**WHAT IS REQUIRED**.
The expected output is the exact lines from the one containing "Read all visible text" through the end of the data, inclusive, and nothing else.
+++ INFORMATION SHOWN
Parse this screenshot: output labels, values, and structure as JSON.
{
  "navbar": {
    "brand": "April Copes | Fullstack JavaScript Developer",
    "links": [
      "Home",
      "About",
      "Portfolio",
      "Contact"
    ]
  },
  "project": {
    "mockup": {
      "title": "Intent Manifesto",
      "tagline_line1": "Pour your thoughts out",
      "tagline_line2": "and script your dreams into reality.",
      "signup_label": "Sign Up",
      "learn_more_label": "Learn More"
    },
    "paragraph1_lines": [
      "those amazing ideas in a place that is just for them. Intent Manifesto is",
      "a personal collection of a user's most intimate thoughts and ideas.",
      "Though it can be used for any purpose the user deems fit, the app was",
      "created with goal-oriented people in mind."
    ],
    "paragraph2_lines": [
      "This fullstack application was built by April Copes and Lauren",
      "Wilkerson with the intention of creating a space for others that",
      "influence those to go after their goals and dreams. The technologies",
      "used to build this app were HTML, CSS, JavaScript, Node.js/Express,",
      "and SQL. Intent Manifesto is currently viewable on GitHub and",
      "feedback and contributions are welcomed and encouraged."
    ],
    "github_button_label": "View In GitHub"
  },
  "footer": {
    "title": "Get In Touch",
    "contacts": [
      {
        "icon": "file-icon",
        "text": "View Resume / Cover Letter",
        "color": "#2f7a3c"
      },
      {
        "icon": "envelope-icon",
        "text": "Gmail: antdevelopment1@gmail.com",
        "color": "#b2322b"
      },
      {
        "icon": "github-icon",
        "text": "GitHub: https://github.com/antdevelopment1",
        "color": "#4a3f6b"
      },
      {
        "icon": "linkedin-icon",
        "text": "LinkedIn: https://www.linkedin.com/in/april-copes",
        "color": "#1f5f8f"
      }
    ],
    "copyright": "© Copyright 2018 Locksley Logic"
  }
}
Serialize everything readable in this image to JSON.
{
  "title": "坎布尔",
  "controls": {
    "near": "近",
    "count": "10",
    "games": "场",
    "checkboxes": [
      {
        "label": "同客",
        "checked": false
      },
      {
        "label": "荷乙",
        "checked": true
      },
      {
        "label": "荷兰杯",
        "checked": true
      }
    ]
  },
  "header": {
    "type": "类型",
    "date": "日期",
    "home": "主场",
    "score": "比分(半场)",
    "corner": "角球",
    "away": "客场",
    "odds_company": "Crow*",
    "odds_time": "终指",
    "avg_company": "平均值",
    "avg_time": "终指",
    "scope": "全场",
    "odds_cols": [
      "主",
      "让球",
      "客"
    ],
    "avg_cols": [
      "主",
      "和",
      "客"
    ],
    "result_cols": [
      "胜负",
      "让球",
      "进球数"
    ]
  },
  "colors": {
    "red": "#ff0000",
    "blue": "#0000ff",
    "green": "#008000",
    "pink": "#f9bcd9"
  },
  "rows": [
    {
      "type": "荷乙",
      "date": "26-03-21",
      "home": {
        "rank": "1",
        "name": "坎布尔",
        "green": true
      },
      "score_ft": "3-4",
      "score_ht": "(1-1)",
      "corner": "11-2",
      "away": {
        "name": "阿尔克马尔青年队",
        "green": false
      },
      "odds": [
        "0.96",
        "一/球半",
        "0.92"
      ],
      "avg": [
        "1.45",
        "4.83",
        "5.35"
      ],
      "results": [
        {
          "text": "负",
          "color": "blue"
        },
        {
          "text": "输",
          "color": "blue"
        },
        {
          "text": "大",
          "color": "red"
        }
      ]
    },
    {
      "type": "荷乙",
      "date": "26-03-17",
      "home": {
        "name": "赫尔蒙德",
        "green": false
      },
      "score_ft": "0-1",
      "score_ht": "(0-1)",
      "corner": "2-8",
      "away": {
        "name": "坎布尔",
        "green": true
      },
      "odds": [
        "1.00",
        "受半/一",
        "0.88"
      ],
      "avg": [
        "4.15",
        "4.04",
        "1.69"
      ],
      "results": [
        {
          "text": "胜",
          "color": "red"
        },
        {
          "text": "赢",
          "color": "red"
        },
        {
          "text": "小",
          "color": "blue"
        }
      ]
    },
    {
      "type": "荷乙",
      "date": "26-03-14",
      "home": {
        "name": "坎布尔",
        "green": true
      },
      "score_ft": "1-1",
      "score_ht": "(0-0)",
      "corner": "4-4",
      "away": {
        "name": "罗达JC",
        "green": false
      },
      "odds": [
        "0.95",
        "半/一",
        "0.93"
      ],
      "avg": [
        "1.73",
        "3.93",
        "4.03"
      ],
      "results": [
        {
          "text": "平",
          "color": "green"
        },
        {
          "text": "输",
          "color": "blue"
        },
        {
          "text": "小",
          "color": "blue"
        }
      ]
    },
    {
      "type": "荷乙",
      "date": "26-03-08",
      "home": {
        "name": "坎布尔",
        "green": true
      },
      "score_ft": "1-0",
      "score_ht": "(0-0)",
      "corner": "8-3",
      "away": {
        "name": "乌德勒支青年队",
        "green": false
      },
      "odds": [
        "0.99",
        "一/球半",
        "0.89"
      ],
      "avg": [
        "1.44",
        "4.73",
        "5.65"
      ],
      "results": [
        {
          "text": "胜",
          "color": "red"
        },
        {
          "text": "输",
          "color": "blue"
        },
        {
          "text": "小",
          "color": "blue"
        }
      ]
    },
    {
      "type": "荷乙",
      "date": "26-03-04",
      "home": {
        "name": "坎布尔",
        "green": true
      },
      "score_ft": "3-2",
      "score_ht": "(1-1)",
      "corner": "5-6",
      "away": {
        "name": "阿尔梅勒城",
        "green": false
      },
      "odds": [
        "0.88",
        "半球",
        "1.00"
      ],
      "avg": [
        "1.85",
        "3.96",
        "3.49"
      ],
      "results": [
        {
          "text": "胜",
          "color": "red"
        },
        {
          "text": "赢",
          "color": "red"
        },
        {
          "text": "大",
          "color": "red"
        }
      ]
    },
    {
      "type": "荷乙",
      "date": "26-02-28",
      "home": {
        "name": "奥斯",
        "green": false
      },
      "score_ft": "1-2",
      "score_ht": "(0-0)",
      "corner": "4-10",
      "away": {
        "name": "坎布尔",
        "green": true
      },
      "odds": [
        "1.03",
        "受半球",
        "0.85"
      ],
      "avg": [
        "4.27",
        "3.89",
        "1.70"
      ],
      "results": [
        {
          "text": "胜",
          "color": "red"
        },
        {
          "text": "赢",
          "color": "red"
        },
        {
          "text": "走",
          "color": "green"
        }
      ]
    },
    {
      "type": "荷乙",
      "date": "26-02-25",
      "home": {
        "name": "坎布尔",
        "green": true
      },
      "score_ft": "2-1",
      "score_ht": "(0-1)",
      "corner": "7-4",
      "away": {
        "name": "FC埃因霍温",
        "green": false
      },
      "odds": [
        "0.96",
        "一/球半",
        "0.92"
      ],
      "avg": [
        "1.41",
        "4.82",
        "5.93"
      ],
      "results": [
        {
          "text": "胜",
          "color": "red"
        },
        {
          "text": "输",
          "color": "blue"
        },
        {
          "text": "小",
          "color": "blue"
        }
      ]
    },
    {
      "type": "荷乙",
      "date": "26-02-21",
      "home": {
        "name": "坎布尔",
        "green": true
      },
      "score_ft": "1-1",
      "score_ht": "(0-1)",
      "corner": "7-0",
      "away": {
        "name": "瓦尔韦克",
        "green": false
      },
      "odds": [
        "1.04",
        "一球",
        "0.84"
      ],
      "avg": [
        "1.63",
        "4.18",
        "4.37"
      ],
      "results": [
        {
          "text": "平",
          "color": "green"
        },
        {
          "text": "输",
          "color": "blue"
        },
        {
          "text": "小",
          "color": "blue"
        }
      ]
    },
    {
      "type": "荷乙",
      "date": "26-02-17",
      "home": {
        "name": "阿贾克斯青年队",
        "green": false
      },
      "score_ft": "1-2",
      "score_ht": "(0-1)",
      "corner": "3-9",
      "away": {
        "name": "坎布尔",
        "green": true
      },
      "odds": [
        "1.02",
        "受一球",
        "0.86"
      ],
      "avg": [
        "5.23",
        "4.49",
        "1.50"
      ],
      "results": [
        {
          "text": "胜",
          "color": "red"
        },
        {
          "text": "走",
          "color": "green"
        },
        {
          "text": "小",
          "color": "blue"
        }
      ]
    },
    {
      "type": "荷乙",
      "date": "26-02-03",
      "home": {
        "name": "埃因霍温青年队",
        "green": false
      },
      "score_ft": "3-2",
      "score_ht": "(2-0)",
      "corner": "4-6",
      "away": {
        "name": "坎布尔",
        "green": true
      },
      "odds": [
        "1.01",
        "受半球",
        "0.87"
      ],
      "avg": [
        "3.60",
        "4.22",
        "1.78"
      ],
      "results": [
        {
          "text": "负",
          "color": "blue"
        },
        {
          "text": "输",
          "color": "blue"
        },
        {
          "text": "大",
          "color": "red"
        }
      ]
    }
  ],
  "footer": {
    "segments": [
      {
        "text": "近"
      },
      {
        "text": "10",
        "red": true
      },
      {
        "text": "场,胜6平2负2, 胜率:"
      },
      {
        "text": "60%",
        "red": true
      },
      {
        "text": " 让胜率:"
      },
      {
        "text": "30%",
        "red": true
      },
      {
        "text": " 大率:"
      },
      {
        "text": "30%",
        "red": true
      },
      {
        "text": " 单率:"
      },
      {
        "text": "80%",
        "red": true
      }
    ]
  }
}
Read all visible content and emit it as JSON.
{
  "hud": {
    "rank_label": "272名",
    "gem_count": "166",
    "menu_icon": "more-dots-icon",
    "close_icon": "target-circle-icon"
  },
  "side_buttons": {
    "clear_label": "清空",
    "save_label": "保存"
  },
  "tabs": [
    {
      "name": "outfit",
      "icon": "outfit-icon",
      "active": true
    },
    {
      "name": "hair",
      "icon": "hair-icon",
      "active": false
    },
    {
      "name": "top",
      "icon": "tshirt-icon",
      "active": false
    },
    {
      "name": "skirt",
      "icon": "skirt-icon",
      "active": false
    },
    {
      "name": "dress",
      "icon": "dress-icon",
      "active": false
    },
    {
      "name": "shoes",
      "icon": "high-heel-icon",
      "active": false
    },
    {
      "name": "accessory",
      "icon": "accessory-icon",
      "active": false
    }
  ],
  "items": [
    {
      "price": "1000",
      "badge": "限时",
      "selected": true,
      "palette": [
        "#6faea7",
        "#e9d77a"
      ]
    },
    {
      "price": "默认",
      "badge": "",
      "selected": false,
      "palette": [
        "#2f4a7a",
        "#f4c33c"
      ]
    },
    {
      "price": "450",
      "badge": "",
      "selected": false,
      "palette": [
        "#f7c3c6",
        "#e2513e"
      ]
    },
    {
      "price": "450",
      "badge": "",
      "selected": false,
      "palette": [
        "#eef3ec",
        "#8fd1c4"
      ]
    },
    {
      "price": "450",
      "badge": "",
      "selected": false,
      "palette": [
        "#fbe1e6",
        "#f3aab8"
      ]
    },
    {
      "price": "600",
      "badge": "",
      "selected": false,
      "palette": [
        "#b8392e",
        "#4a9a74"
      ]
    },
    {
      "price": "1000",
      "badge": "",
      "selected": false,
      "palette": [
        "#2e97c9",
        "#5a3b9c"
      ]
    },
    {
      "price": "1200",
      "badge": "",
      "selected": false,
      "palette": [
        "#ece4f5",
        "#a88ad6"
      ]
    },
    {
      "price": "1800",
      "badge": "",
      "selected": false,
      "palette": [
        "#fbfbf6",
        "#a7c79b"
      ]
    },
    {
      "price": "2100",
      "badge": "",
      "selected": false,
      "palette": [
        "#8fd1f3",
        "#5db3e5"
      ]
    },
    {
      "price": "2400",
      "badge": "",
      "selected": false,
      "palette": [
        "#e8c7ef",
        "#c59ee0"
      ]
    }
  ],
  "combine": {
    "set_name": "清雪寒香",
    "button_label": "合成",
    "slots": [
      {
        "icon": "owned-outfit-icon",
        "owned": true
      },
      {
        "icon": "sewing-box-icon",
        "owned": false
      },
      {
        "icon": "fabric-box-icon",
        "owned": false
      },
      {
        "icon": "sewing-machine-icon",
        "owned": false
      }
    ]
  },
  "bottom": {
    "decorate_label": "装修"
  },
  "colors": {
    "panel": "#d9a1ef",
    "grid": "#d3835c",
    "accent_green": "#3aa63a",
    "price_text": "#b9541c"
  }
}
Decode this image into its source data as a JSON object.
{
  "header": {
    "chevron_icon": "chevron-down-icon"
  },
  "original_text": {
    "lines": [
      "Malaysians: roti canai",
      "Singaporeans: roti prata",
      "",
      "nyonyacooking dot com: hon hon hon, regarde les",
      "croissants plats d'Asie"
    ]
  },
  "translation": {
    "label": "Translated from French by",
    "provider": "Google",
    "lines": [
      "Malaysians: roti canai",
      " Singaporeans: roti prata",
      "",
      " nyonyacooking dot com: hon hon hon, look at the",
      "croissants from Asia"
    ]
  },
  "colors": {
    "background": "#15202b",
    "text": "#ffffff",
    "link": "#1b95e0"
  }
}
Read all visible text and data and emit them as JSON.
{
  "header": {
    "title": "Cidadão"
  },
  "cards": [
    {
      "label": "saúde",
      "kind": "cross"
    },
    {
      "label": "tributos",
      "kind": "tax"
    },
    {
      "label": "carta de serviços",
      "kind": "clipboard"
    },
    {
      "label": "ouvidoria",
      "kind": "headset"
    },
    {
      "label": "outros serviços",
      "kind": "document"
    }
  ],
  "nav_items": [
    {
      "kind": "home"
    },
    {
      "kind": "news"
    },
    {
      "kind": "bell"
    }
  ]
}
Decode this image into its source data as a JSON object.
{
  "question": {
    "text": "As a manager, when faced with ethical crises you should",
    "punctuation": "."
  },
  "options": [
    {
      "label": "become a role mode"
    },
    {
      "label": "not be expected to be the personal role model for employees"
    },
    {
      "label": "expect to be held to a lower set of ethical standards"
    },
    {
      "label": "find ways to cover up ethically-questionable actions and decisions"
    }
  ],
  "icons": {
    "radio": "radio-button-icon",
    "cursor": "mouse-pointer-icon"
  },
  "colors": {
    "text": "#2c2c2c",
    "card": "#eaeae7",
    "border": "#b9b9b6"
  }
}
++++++
**ANSWER TO THE PROBLEM**.
Read all visible text and data and emit them as JSON.
{
  "header": {
    "title": "Cidadão"
  },
  "cards": [
    {
      "label": "saúde",
      "kind": "cross"
    },
    {
      "label": "tributos",
      "kind": "tax"
    },
    {
      "label": "carta de serviços",
      "kind": "clipboard"
    },
    {
      "label": "ouvidoria",
      "kind": "headset"
    },
    {
      "label": "outros serviços",
      "kind": "document"
    }
  ],
  "nav_items": [
    {
      "kind": "home"
    },
    {
      "kind": "news"
    },
    {
      "kind": "bell"
    }
  ]
}
Decode this image into its source data as a JSON object.
{
  "question": {
    "text": "As a manager, when faced with ethical crises you should",
    "punctuation": "."
  },
  "options": [
    {
      "label": "become a role mode"
    },
    {
      "label": "not be expected to be the personal role model for employees"
    },
    {
      "label": "expect to be held to a lower set of ethical standards"
    },
    {
      "label": "find ways to cover up ethically-questionable actions and decisions"
    }
  ],
  "icons": {
    "radio": "radio-button-icon",
    "cursor": "mouse-pointer-icon"
  },
  "colors": {
    "text": "#2c2c2c",
    "card": "#eaeae7",
    "border": "#b9b9b6"
  }
}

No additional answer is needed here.